High-throughput phenotypic screens have re-emerged as screening tools in antibiotic discovery. The advent of such technologies has rapidly accelerated the identification of ‘hit’ compounds. A pre-requisite to medicinal chemistry optimisation programmes required to improve the drug-like properties of a ‘hit’ molecule is identification of its mode of action. Herein, we have combined phenotypic screening with a biased target-specific screen. The inosine monophosphate dehydrogenase (IMPDH) protein GuaB2 has been identified as a drugable target in Mycobacterium tuberculosis, however previously identified compounds lack the desired characteristics necessary for further development into lead-like molecules. This study has identified 7 new chemical series from a high-throughput resistance-based phenotypic screen using Mycobacterium bovis BCG over-expressing GuaB2. Hit compounds were identified in a single shot high-throughput screen, validated by dose response and subjected to further biochemical analysis. The compounds were also assessed using molecular docking experiments, providing a platform for their further optimisation using medicinal chemistry. This work demonstrates the versatility and potential of GuaB2 as an anti-tubercular drug target.

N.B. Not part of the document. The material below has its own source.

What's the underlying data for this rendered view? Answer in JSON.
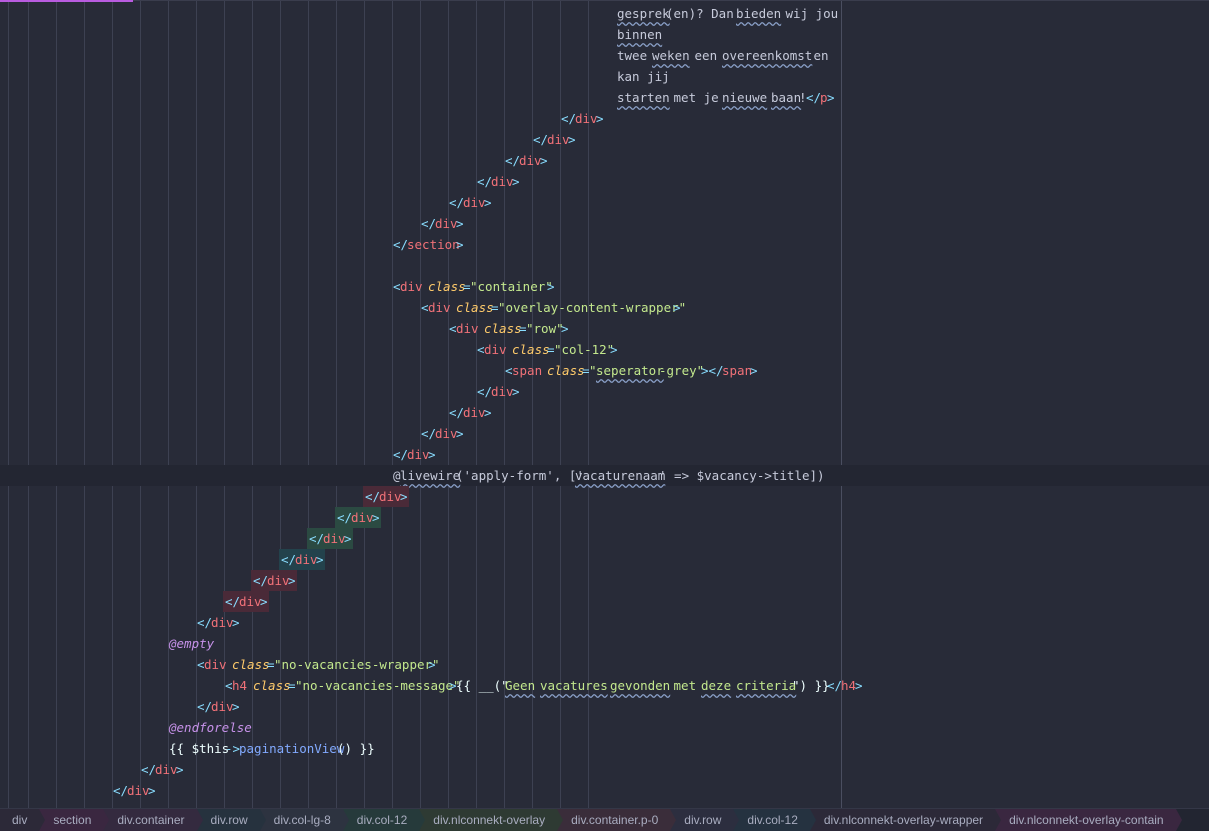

Bibliographical note© The Author(s) 2016. This work is licensed under a Creative Commons Attribution 4.0 International License. The images or other third party material in this article are included in the article’s Creative Commons license, unless indicated otherwise in the credit line; if the material is not included under the Creative Commons license, users will need to obtain permission from the license holder to reproduce the material. To view a copy of this license, visit http://creativecommons.org/licenses/by/4.0/
Funding: Personal Research Chair from Mr. James Bardrick, a Royal Society Wolfson Research Merit Award; MRC (MR/K012118/1); FP7-2007–2013 (ORCHID no. 261378); BBSRC for an Industrial CASE Studentship in collaboration with the Institute of Microbiology and Infection, University of Birmingham and Diseases of the Developing World, GSK, Tres Cantos, Madrid; and EMBL and Marie Curie Actions.